If you compiled a list of nutrients the body could not live without, phosphorus could certanly be near the top. Although its main function is building strong bones and teeth, this mineral is needed by virtually every cell in the body. Fortunately, the chance of deficiency is very small.
What it is
Phosphorus is the second most abundant mineral in the body (after calcium), and up to 680 grams of it are found in the average person. Although 85% of this mineral is concentrated in the bones and teeth, the rest is distributed in the blood and various organs, including the heart, kidneys, brain and muscles.
Phosphorus interacts with a variety of other nutrients, but its most constant companion is calcium. In the bones, the ratio of calcium to phosphorus is around 2:1. In other tissues, however, the ratio of phosphorus is much higher.
What it does

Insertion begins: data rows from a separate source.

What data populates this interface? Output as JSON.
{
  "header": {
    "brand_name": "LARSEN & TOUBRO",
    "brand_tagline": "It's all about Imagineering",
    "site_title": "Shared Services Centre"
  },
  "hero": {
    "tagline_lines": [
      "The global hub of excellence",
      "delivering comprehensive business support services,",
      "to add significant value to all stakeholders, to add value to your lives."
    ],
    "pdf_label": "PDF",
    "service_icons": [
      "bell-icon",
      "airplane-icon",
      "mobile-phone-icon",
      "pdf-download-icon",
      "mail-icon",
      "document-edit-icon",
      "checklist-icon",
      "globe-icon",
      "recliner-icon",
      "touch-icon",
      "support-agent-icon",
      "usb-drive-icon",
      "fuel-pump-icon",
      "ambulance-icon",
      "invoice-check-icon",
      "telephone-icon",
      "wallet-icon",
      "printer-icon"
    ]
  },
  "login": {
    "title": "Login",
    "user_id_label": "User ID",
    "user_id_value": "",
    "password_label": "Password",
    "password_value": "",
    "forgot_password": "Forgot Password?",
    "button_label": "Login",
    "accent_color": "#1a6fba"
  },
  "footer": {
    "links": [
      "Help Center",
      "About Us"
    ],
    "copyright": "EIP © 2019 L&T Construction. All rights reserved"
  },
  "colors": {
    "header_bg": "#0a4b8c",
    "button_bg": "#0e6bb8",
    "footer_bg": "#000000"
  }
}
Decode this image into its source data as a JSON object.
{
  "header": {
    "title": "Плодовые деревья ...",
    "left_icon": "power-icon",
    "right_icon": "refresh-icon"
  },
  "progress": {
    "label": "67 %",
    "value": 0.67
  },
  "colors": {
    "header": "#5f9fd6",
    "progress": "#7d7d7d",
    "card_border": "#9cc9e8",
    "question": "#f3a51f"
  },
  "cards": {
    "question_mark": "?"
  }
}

There’s hardly a biological or cellular process that does not, directly or indirectly, involve phosphorus. In some instances, the mienral works to protect cells, strengthening the membranes that surround them. In other cases, it acts as a kind of biological escort, helping a variety of nutrients, hormones and chemicals to do their jobs.
There’s also evidence that phosphorus helps to activate the B-vitamins, enabling them to provide all their benefits.
One of the most important functions of phosphorus is to team up with calcium to build bones and help to maintain a healthy, strong skeleton. The phosphorous-calcium partnership is also crucial for strengthening the teeth and keeping them strong. In addition, phosphorus joins with fats in the blood to make compounds called phospholipids, which, in turn, play structural and metabolic roles in cell membranes throughout the body.
Furthermore, without phosphorus, the body could not convert the proteins, carbohydrates and fats from food into energy. the mineral is needed to create the molecule known as adenosine triphosphate, or ATP, which acts like a tiny battery charger, supplying vital energy to every cell in the body.
Phosphorus serves as a cell-to-cell messenger. In this capacity, it contributes to the coordination of such body processes as muscle contraction, the transmission of nerve impulses from the brain to the body, and the secretion of hormones.
An adequate phosphorus supply may therefore enhance your physical performance and be effective in fighting fatigue. In addition, the mineral is necessary for maintaing the pH (the acid-base balance) of the blood and for manufacturing DNA and RNA, the basic components of our genetic make-up.
- Builds strong bones and maintains skeletal integrity.
- Helps to form tooth enamel and strengthens teeth.
How much you need
Because phosphorus is found in so many foods, supplements are very rarely needed. The RDI for phosphorus in men and women is the same: 1000 mg daily.
In the past, many nutritionists recommended that phosphorus and calcium be taken in a 1:1 ration, but most recently, experts have advised that this ratio has little practical benefit. Most people today consume more phosphorus that calcium in their diets.
If you get too little: Although rare, a deficiency of phosphorus can lead to fragile bones and teeth, fatigue, weakness, a loss of appetite, joint pain and stiffness, and an increased susuceptibility to infection. A mild deficiency may produce a modest decrease in energy.
If you get too much: There are no immediate adverse effects from getting too much phosphorus. However, some experts caution that over the long term, excessive phosphorus intake may inhibit calcium absorption, though it’s uncertain whether this can resul in a calcium deficiency that threatens bone health.
How to take it
Most people get ll the phosphorus they require in their daily diet. In addition, a small amount of phosphorus may be included in daily multivitamin and mineral supplements. If you have a medical condition that depletes this mineral, such as a bowel ailment or failing kidneys, your doctor will prescribe an appropriate dose.
Guidelines for use
Never take individual phosphorus supplements without a doctor’s supervision.
High-protein foods, such as meat, fish, poultry and dairy products, contain a lot of phosphorus. The mineal is also added to many processed foods. Soft drinks, particularly cola-based drinks, often contain large amounts. Phosphorus is present in grain products as well, though wholegrain breads and cereals may also include ingredients that reduce its absorption to some extent.
The greatest risk associated with phosphorus may be getting too much, which some experts caution may lead to a calcium deficiency. Never take phosphorus supplements without discussing it with your doctor.
In a rare event of a phosphorus deficiency – such as from kidney or digestive disease or severe burns – phosphorus supplementation must be medically supervised.
Reminder: If you have a medical condition, talk to your doctor before taking supplements.